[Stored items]
##########
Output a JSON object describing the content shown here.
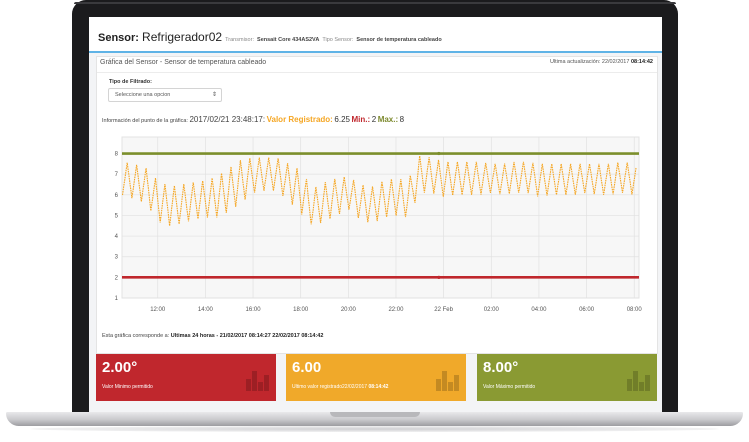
{
  "header": {
    "sensor_label": "Sensor:",
    "sensor_name": "Refrigerador02",
    "transmitter_label": "Transmisor:",
    "transmitter_value": "Sensait Core 434AS2VA",
    "type_label": "Tipo Sensor:",
    "type_value": "Sensor de temperatura cableado"
  },
  "panel": {
    "title": "Gráfica del Sensor - Sensor de temperatura cableado",
    "last_update_label": "Ultima actualización: 22/02/2017",
    "last_update_time": "08:14:42"
  },
  "filter": {
    "label": "Tipo de Filtrado:",
    "selected": "Seleccione una opcion"
  },
  "info": {
    "label": "Información del punto de la gráfica:",
    "datetime": "2017/02/21 23:48:17:",
    "value_label": "Valor Registrado:",
    "value": "6.25",
    "min_label": "Min.:",
    "min_value": "2",
    "max_label": "Max.:",
    "max_value": "8"
  },
  "note": {
    "prefix": "Esta gráfica corresponde a:",
    "range": "Ultimas 24 horas - 21/02/2017 08:14:27 22/02/2017 08:14:42"
  },
  "cards": [
    {
      "value": "2.00°",
      "label": "Valor Minimo permitido",
      "label_bold": "",
      "color": "#c0272d"
    },
    {
      "value": "6.00",
      "label": "Ultimo valor registrado22/02/2017",
      "label_bold": "08:14:42",
      "color": "#f0a92a"
    },
    {
      "value": "8.00°",
      "label": "Valor Máximo permitido",
      "label_bold": "",
      "color": "#8a9a33"
    }
  ],
  "chart_data": {
    "type": "line",
    "x_ticks": [
      "12:00",
      "14:00",
      "16:00",
      "18:00",
      "20:00",
      "22:00",
      "22 Feb",
      "02:00",
      "04:00",
      "06:00",
      "08:00"
    ],
    "y_ticks": [
      1,
      2,
      3,
      4,
      5,
      6,
      7,
      8
    ],
    "ylim": [
      1,
      8.8
    ],
    "grid": true,
    "series": [
      {
        "color": "#7c8f2c",
        "constant": 8
      },
      {
        "color": "#c0272d",
        "constant": 2
      },
      {
        "color": "#f5a623",
        "x": [
          10.5,
          11.0,
          11.5,
          12.0,
          12.5,
          13.0,
          13.5,
          14.0,
          14.5,
          15.0,
          15.5,
          16.0,
          16.5,
          17.0,
          17.5,
          18.0,
          18.5,
          19.0,
          19.5,
          20.0,
          20.5,
          21.0,
          21.5,
          22.0,
          22.5,
          23.0,
          23.5,
          24.0,
          24.5,
          25.0,
          25.5,
          26.0,
          26.5,
          27.0,
          27.5,
          28.0,
          28.5,
          29.0,
          29.5,
          30.0,
          30.5,
          31.0,
          31.5,
          32.0
        ],
        "lower": [
          6.0,
          5.8,
          5.6,
          4.7,
          4.5,
          4.6,
          4.8,
          4.9,
          4.9,
          5.2,
          5.6,
          6.1,
          6.2,
          6.2,
          5.7,
          5.1,
          4.5,
          4.7,
          5.0,
          5.3,
          4.8,
          4.6,
          4.9,
          5.0,
          4.9,
          6.1,
          6.1,
          5.9,
          6.0,
          6.0,
          6.0,
          6.1,
          6.0,
          6.1,
          6.1,
          5.9,
          6.0,
          6.0,
          6.0,
          6.1,
          6.0,
          6.0,
          6.1,
          6.0
        ],
        "upper": [
          7.6,
          7.5,
          7.3,
          6.7,
          6.4,
          6.5,
          6.6,
          6.7,
          6.9,
          7.3,
          7.7,
          7.8,
          7.8,
          7.8,
          7.5,
          7.2,
          6.3,
          6.6,
          6.8,
          6.9,
          6.5,
          6.4,
          6.7,
          6.8,
          6.7,
          7.9,
          7.8,
          7.6,
          7.6,
          7.6,
          7.6,
          7.5,
          7.5,
          7.6,
          7.6,
          7.5,
          7.5,
          7.5,
          7.5,
          7.5,
          7.5,
          7.5,
          7.6,
          7.5
        ]
      }
    ]
  }
}
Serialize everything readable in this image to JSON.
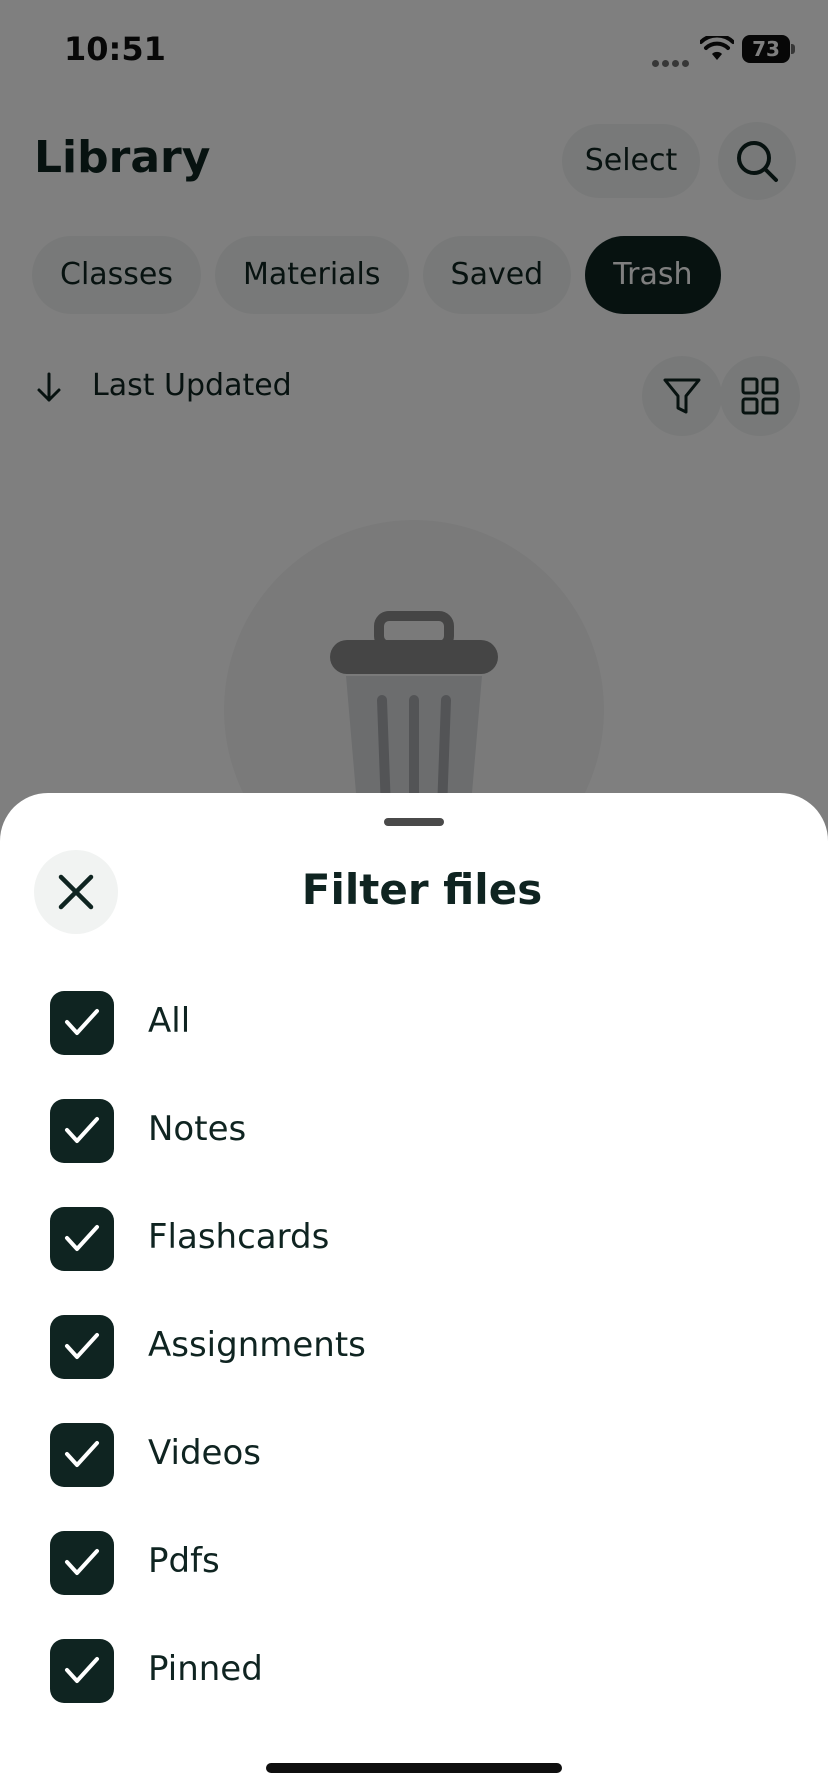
{
  "status_bar": {
    "time": "10:51",
    "battery": "73"
  },
  "header": {
    "title": "Library",
    "select_label": "Select"
  },
  "tabs": [
    {
      "label": "Classes",
      "active": false
    },
    {
      "label": "Materials",
      "active": false
    },
    {
      "label": "Saved",
      "active": false
    },
    {
      "label": "Trash",
      "active": true
    }
  ],
  "sort": {
    "label": "Last Updated"
  },
  "icons": {
    "search": "search-icon",
    "filter": "filter-icon",
    "grid": "grid-view-icon",
    "sort": "arrow-down-icon",
    "trash": "trash-can-icon",
    "close": "close-icon",
    "check": "checkmark-icon"
  },
  "filter_sheet": {
    "title": "Filter files",
    "options": [
      {
        "label": "All",
        "checked": true
      },
      {
        "label": "Notes",
        "checked": true
      },
      {
        "label": "Flashcards",
        "checked": true
      },
      {
        "label": "Assignments",
        "checked": true
      },
      {
        "label": "Videos",
        "checked": true
      },
      {
        "label": "Pdfs",
        "checked": true
      },
      {
        "label": "Pinned",
        "checked": true
      }
    ]
  },
  "colors": {
    "primary_dark": "#0f2421",
    "chip_bg": "#f1f3f2",
    "overlay": "rgba(0,0,0,0.5)",
    "sheet_bg": "#ffffff"
  }
}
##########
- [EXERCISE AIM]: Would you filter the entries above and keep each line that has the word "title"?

- [SOLUTION FOR THIS EXERCISE]:
    "title": "Gráfica del Sensor - Sensor de temperatura cableado",
    "title": "Library",
    "title": "Filter files",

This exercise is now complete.